Students can see live data collected from the panels, as well as other SGEF-funded projects, on a new display screen in the in the Marshall Student Center atrium that was unveiled at the showcase earlier this month. 

The solar panels around the MSC were awarded $160,554 from the SGEF and is estimated to save $3,750 annually and allowed USF to receive a rebate from TECO for the installation.

Other SGEF-funded projects include three main “flagship programs,” which Ghebremichael said the Office of Sustainability is doing research on and includes the bike sharing program, the SPGS program and a “Bull Smart Campus Monitoring System.”

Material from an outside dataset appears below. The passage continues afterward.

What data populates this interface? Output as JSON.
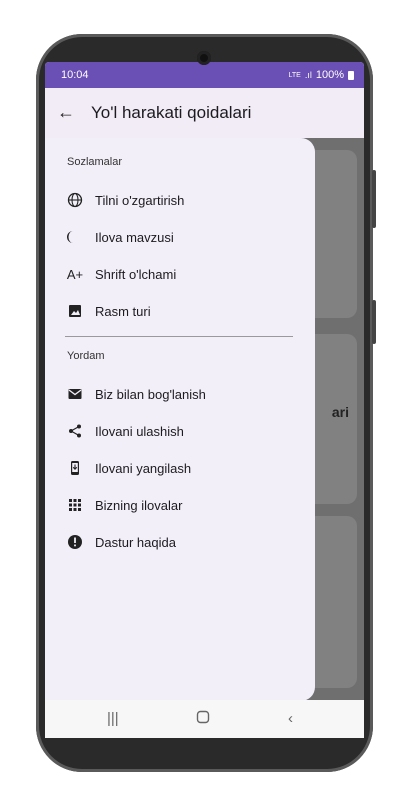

The monitoring system, which cost $280,000 from the SGEF for the first phase of the project, collects data on resources used around campus such as electricity, water and energy. Ghebremichael said this project aims to educate students and faculty on energy consumption and hopes to create a “fun, competitive environment” to reduce energy use and will eventually be expanded to include monitoring systems for every building on campus.

Currently, the Office of Sustainability is researching the SPGS program, which was awarded  $500,000 from the SGEF and is additionally funded by USF Parking and Transportation Services as well as the Center for Urban Transportation Research. The program will monitor parking lots on campus to let students know via mobile app where empty parking spaces are around campus in the hopes of saving students’ time and reducing greenhouse gas emissions.

The bike-sharing program, awarded $470,620 from the SGEF with contributions from Campus Recreation and Parking and Transportation Services, provides 100 bikes for students to travel emission-free around campus. The bikes include a GPS system so students can pickup and return bikes with the help of a mobile app.

Students can vote on the SGEF referendum during this month’s general elections, which will take place between Feb. 24 and Feb. 27.